Brad "Tiki Shark" Parker can barely find the words to describe his frustration after seeing his artwork plastered on a website called CafePress.
"I almost threw up. It's like someone broke into my house and stole something," said Parker.
Parker calls himself a Polynesian pop culture artist. He says the website stole his most famous painting called "Forbidden Island." It now appears on 200 different trinkets, from bags to slippers.
"I wanted to make absolutely sure it was my artwork, so I ordered something and it came to me across state lines and it was exactly my artwork with my signature removed," said Parker.
Since his artwork was already out there, the Kailua-Kona artist says he lost a $250,000 exclusive contract with an affiliate of Body Glove.
"He wanted exclusive right to the art. I said, great. Fine. You can have it," said Parker. "Then he calls me in the middle of the deal and says you lied to me. I said, what are you talking about? Your artwork is used in all kinds of items. It's used all over the Internet."
Now, he's suing CafePress for copyright and trademark infringement and a handful of colleagues are in Honolulu to support him.
CafePress says it didn't infringe upon anything.
"CafePress, like most Internet service providers, have agreements who provide their material. Those agreements require people to represent and warrant that they are the originators of the works," said CafePress attorney Paul Maki.
Parker fired back saying the company has no checks and balances to verify that the person submitting the work is indeed the original artist.
"They don't go out to check independently on whether those people who make the material available whether their representation or warranties are accurate. They rely on that," said Maki.
The website took the images down after Parker's request. But, the eclectic artist says the damage had already been done.
The case is expected to go to trial in February 2015, but Parker says even if he does win the trial, his reputation has already been damaged.

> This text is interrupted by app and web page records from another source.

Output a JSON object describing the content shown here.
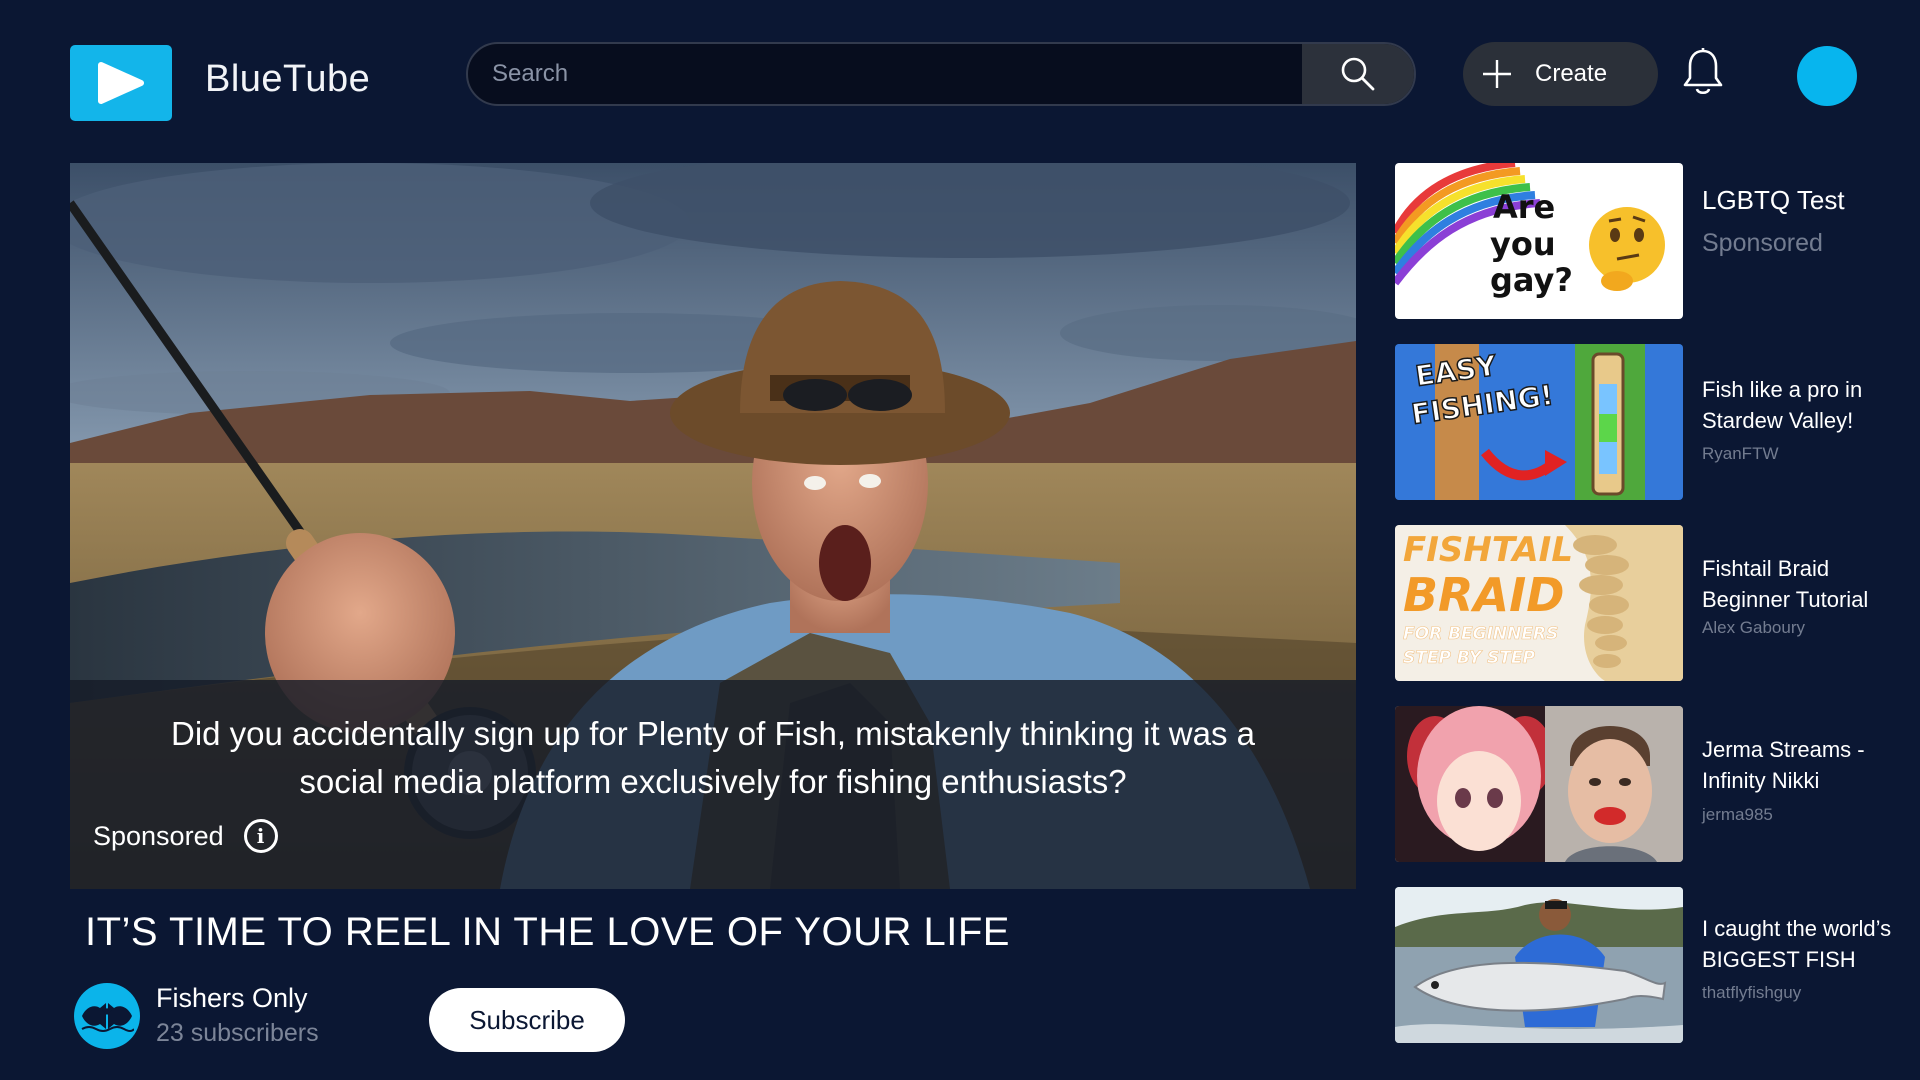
{
  "app": {
    "brand": "BlueTube",
    "accent_color": "#13b5ea"
  },
  "header": {
    "search_placeholder": "Search",
    "create_label": "Create",
    "icons": [
      "play-logo-icon",
      "search-icon",
      "plus-icon",
      "bell-icon",
      "avatar"
    ]
  },
  "main_video": {
    "caption": "Did you accidentally sign up for Plenty of Fish, mistakenly thinking it was a social media platform exclusively for fishing enthusiasts?",
    "sponsored_label": "Sponsored",
    "title": "IT’S TIME TO REEL IN THE LOVE OF YOUR LIFE",
    "channel": {
      "name": "Fishers Only",
      "subscribers": "23 subscribers"
    },
    "subscribe_label": "Subscribe"
  },
  "recommendations": [
    {
      "title": "LGBTQ Test",
      "channel": "Sponsored",
      "thumb_text": [
        "Are",
        "you",
        "gay?"
      ]
    },
    {
      "title": "Fish like a pro in Stardew Valley!",
      "channel": "RyanFTW",
      "thumb_text": [
        "EASY",
        "FISHING!"
      ]
    },
    {
      "title": "Fishtail Braid Beginner Tutorial",
      "channel": "Alex Gaboury",
      "thumb_text": [
        "FISHTAIL",
        "BRAID",
        "FOR BEGINNERS",
        "STEP BY STEP"
      ]
    },
    {
      "title": "Jerma Streams - Infinity Nikki",
      "channel": "jerma985"
    },
    {
      "title": "I caught the world’s BIGGEST FISH",
      "channel": "thatflyfishguy"
    }
  ]
}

CafePress also claims it never took the copyright off Parker's work saying someone else did making them not liable. The company also says $125 worth of items were printed using Parker's painting.